No trip to New Orleans is complete without a trip to Preservation Hall. (Alert: this was my ultimate New Orleans moment!). Prior to arriving in New Orleans, I did not know a lot about Preservation Hall. Only that it was the city’s most popular forum for jazz music, established in the 1960s to preserve the music it still plays today. Maybe it was the word “hall” that had me thinking we would be attending a show in a large music hall filled with hundreds of people. Boy was I wrong. Preservation Hall is the size of a living room and with the exception of the reserved tickets you can buy for a premium at the front (I believe there are only eight of those), the rest of the tickets are on a first-come first-served basis. Lines form down St. Peter’s street at least a half hour in advance, but it is worth every minute of the wait. The band pours their heart and soul into the music and will remove all reservations you had about classical jazz. They truly blew us away and we left not only with incredible energy and adrenaline, but a new jazz record for our collection. A word of advice, do not visit New Orleans without visiting Preservation Hall – you will not regret it!

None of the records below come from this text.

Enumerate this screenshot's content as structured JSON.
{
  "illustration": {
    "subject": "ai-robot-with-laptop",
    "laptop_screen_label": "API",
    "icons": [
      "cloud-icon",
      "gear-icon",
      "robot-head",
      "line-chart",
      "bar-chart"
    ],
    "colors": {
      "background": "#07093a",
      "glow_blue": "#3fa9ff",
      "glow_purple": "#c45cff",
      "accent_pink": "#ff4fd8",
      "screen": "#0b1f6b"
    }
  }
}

Consistently ranked amongst the best in the country, New Orleans continues to impress when it comes to food. Taking some of the south’s most classic foods and mixing powerful influences of Creole, French and Spanish make for a memorable food experience. The city takes its food seriously and has you dreaming about your next meal. With so many talented chefs and innovative new dishes, it is certainly hard to choose where to go, but after completing the ultimate foodie weekend in NOLA, my mom and I have a list of fantastic restaurants you would be remiss not to try.
For breakfast, be sure to try The Ruby Slipper Café serving delicious locally sourced food (and pomegranate mimosas) as well as Red Gravy, where we had delectable red velvet pancakes. For a true New Orleans brunch, The Court of Two Sisters is the place to go. Sitting outside in the courtyard, you are treated to a large buffet of every southern dish you could ever hope to try.
Have you ever had beignets? Well these sweet doughnuts covered in powdered sugar are most famous in New Orleans, specifically at Café du Monde. It is the perfect snack after a long walk through the neighborhoods.
For dinner your choices are endless with a myriad of new restaurants continuously opening. Your best bet is to follow your taste buds. We knew we wanted to do one dinner in a quintessential New Orleans restaurant and that choice was Commander’s Palace based off a great recommendation. Nestled in the quiet Garden District, the hospitality at this restaurant is astounding and the Cajun and Creole flavors of our dishes blew us away. Emeril’s is another restaurant we were pleased with, indulging in local favorites of macaroni and cheese, barbecue shrimp and bread pudding. Lastly, and not to be missed, is our favorite New Orleans food experience, Coquette. Discovered by chance, this Magazine Street restaurant wowed us with an incredible tasting menu. It is another restaurant that is focused on locally sourced ingredients without diverging from its southern staples. If you are in New Orleans, you MUST try Coquette.
So as tourism to New Orleans surges over the next month for Mardi Gras, I hope those of you visiting take some time to see the other side of the Crescent City as well. This lively and resilient city is not to be missed!
Have you been to New Orleans? If not, is it somewhere you would like to visit?